**Stored data entries:**
# # # # #

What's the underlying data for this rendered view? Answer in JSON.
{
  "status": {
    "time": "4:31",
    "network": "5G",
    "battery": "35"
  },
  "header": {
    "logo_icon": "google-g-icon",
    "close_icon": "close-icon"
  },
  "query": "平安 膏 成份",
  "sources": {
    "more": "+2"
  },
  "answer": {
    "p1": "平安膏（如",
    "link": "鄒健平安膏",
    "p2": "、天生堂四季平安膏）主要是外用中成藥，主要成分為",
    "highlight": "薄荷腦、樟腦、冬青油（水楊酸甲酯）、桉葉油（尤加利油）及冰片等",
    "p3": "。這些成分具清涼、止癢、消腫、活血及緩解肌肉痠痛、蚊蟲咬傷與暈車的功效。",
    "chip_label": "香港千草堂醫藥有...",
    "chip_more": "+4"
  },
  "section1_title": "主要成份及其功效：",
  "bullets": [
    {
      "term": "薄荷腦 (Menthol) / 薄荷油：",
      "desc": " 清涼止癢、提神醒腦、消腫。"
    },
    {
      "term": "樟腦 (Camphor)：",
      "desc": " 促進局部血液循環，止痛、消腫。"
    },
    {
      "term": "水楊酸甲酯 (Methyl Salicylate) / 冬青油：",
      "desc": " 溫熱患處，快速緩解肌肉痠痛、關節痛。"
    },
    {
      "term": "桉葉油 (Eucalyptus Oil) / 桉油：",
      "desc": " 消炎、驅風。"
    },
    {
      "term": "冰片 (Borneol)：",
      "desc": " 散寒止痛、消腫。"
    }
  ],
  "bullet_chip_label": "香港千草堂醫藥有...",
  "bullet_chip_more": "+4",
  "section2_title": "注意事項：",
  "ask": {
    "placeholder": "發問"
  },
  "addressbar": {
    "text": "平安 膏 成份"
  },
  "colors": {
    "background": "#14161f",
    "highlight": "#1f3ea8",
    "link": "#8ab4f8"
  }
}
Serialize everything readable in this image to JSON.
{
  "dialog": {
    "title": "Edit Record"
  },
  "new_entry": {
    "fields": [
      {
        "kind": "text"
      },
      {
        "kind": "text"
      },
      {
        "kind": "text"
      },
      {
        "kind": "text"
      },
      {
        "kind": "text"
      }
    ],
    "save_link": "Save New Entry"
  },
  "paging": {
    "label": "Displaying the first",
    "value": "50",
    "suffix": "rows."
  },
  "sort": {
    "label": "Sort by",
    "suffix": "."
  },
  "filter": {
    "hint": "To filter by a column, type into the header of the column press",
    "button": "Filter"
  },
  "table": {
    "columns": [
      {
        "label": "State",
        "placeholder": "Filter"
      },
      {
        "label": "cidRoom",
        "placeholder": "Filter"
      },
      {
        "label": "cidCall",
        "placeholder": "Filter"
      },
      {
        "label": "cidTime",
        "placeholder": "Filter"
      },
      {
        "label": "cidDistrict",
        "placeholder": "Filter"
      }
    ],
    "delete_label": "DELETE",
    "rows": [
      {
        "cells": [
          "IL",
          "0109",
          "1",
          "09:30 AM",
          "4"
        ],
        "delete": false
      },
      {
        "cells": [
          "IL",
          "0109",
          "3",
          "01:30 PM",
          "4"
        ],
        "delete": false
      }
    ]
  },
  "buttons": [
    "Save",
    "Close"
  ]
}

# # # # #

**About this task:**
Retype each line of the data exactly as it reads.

**Solution below:**
What's the underlying data for this rendered view? Answer in JSON.
{
  "status": {
    "time": "4:31",
    "network": "5G",
    "battery": "35"
  },
  "header": {
    "logo_icon": "google-g-icon",
    "close_icon": "close-icon"
  },
  "query": "平安 膏 成份",
  "sources": {
    "more": "+2"
  },
  "answer": {
    "p1": "平安膏（如",
    "link": "鄒健平安膏",
    "p2": "、天生堂四季平安膏）主要是外用中成藥，主要成分為",
    "highlight": "薄荷腦、樟腦、冬青油（水楊酸甲酯）、桉葉油（尤加利油）及冰片等",
    "p3": "。這些成分具清涼、止癢、消腫、活血及緩解肌肉痠痛、蚊蟲咬傷與暈車的功效。",
    "chip_label": "香港千草堂醫藥有...",
    "chip_more": "+4"
  },
  "section1_title": "主要成份及其功效：",
  "bullets": [
    {
      "term": "薄荷腦 (Menthol) / 薄荷油：",
      "desc": " 清涼止癢、提神醒腦、消腫。"
    },
    {
      "term": "樟腦 (Camphor)：",
      "desc": " 促進局部血液循環，止痛、消腫。"
    },
    {
      "term": "水楊酸甲酯 (Methyl Salicylate) / 冬青油：",
      "desc": " 溫熱患處，快速緩解肌肉痠痛、關節痛。"
    },
    {
      "term": "桉葉油 (Eucalyptus Oil) / 桉油：",
      "desc": " 消炎、驅風。"
    },
    {
      "term": "冰片 (Borneol)：",
      "desc": " 散寒止痛、消腫。"
    }
  ],
  "bullet_chip_label": "香港千草堂醫藥有...",
  "bullet_chip_more": "+4",
  "section2_title": "注意事項：",
  "ask": {
    "placeholder": "發問"
  },
  "addressbar": {
    "text": "平安 膏 成份"
  },
  "colors": {
    "background": "#14161f",
    "highlight": "#1f3ea8",
    "link": "#8ab4f8"
  }
}
Serialize everything readable in this image to JSON.
{
  "dialog": {
    "title": "Edit Record"
  },
  "new_entry": {
    "fields": [
      {
        "kind": "text"
      },
      {
        "kind": "text"
      },
      {
        "kind": "text"
      },
      {
        "kind": "text"
      },
      {
        "kind": "text"
      }
    ],
    "save_link": "Save New Entry"
  },
  "paging": {
    "label": "Displaying the first",
    "value": "50",
    "suffix": "rows."
  },
  "sort": {
    "label": "Sort by",
    "suffix": "."
  },
  "filter": {
    "hint": "To filter by a column, type into the header of the column press",
    "button": "Filter"
  },
  "table": {
    "columns": [
      {
        "label": "State",
        "placeholder": "Filter"
      },
      {
        "label": "cidRoom",
        "placeholder": "Filter"
      },
      {
        "label": "cidCall",
        "placeholder": "Filter"
      },
      {
        "label": "cidTime",
        "placeholder": "Filter"
      },
      {
        "label": "cidDistrict",
        "placeholder": "Filter"
      }
    ],
    "delete_label": "DELETE",
    "rows": [
      {
        "cells": [
          "IL",
          "0109",
          "1",
          "09:30 AM",
          "4"
        ],
        "delete": false
      },
      {
        "cells": [
          "IL",
          "0109",
          "3",
          "01:30 PM",
          "4"
        ],
        "delete": false
      }
    ]
  },
  "buttons": [
    "Save",
    "Close"
  ]
}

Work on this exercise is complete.